Philippine authorities seized a haul of about 2,000 live geckos as part of a campaign to protect the lizard that is highly-valued in traditional Asian medicine, police said Wednesday.
Police and environment department officers seized the lizards, held in boxes, crates and cages, from a trading company in the southern port city of General Santos on Tuesday just before they were due to be shipped to Manila.
The head of the trading company said the geckos were going to be used as part of an organic farming project but police investigator Senior Superintendent Bert Ferro said they violated wildlife protection laws by acquiring them.
"At least 14 people, including (the owner) were arrested during the raid," Ferro added.
Regional wildlife protection chief, Zosimo Soriano said the animals would eventually be released into the wild.
Demand for geckos from the Philippines has intensified in recent months as the Asia-wide alternative medicine trade ravaged the lizard's numbers in neighbouring Malaysia, the government warned in July.
Trapping, selling or exporting geckos, regarded by some Asians as cure-alls, is punishable by hefty fines and jail terms of up to four years.

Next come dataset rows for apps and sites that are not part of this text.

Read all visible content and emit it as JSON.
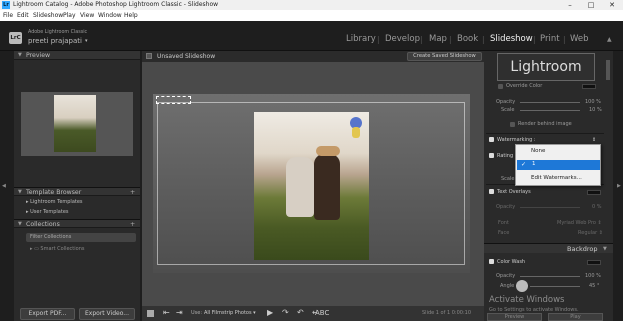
{
  "window": {
    "title": "Lightroom Catalog - Adobe Photoshop Lightroom Classic - Slideshow",
    "app_icon": "Lr",
    "controls": [
      "–",
      "□",
      "✕"
    ]
  },
  "menu": [
    "File",
    "Edit",
    "Slideshow",
    "Play",
    "View",
    "Window",
    "Help"
  ],
  "identity": {
    "badge": "LrC",
    "product": "Adobe Lightroom Classic",
    "user": "preeti prajapati",
    "user_caret": "▾"
  },
  "modules": [
    "Library",
    "Develop",
    "Map",
    "Book",
    "Slideshow",
    "Print",
    "Web"
  ],
  "active_module": "Slideshow",
  "left_panel": {
    "preview_title": "Preview",
    "template_browser_title": "Template Browser",
    "templates": [
      "Lightroom Templates",
      "User Templates"
    ],
    "collections_title": "Collections",
    "filter_collections": "Filter Collections",
    "smart_collections": "Smart Collections",
    "export_pdf": "Export PDF...",
    "export_video": "Export Video..."
  },
  "center": {
    "doc_title": "Unsaved Slideshow",
    "create_saved": "Create Saved Slideshow",
    "toolbar": {
      "use_label": "Use:",
      "use_value": "All Filmstrip Photos",
      "abc": "ABC",
      "slide_status": "Slide 1 of 1   0:00:10"
    }
  },
  "right_panel": {
    "identity_plate_text": "Lightroom",
    "override_color": "Override Color",
    "opacity_label": "Opacity",
    "opacity_value": "100 %",
    "scale_label": "Scale",
    "scale_value": "10 %",
    "render_behind": "Render behind image",
    "watermarking": "Watermarking :",
    "rating_label": "Rating",
    "scale_label2": "Scale",
    "text_overlays": "Text Overlays",
    "opacity_value2": "0 %",
    "font_label": "Font",
    "font_value": "Myriad Web Pro",
    "face_label": "Face",
    "face_value": "Regular",
    "backdrop_title": "Backdrop",
    "color_wash": "Color Wash",
    "opacity3": "100 %",
    "angle_label": "Angle",
    "angle_value": "45 °"
  },
  "watermark_dropdown": {
    "options": [
      "None",
      "1",
      "Edit Watermarks..."
    ],
    "selected": "1"
  },
  "activate": {
    "title": "Activate Windows",
    "body": "Go to Settings to activate Windows."
  },
  "bottom_right": [
    "Preview",
    "Play"
  ],
  "colors": {
    "active_module": "#e8e8e8",
    "selection_blue": "#1e78d7",
    "accent": "#31a8ff"
  }
}
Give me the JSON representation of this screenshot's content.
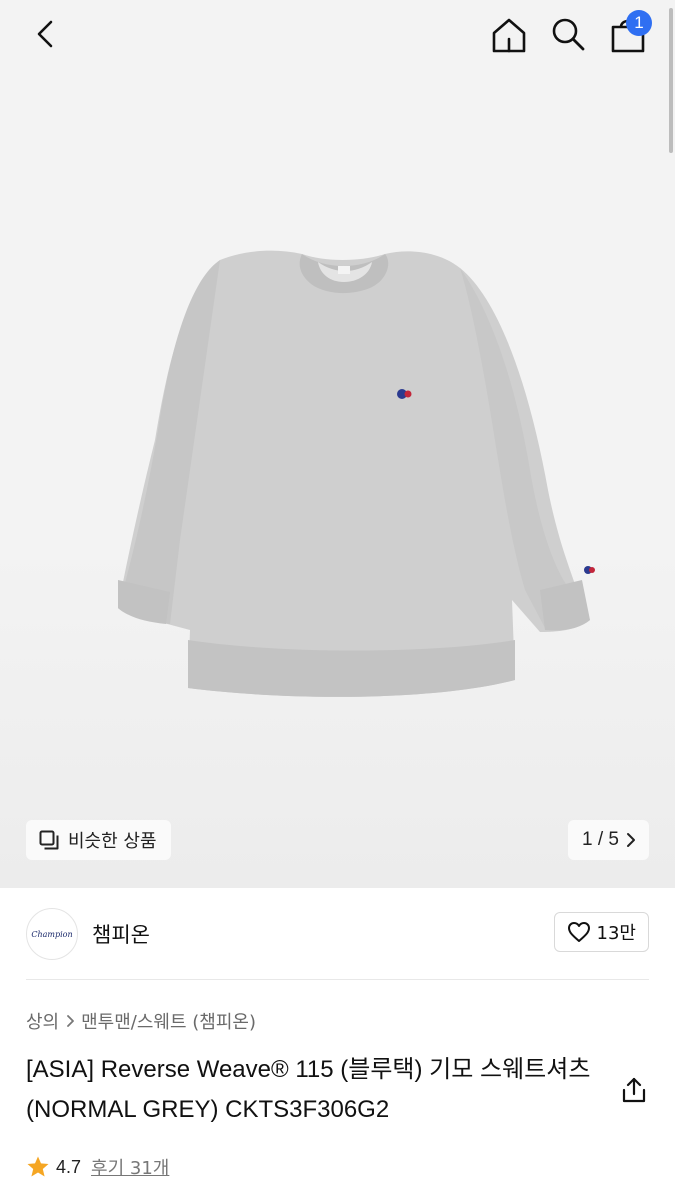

Twenty-six gecko species are found only in the Philippines, which also has eight other varieties that are also found elsewhere, the department said.
Explore further: Activists urge protection of hunted gecko species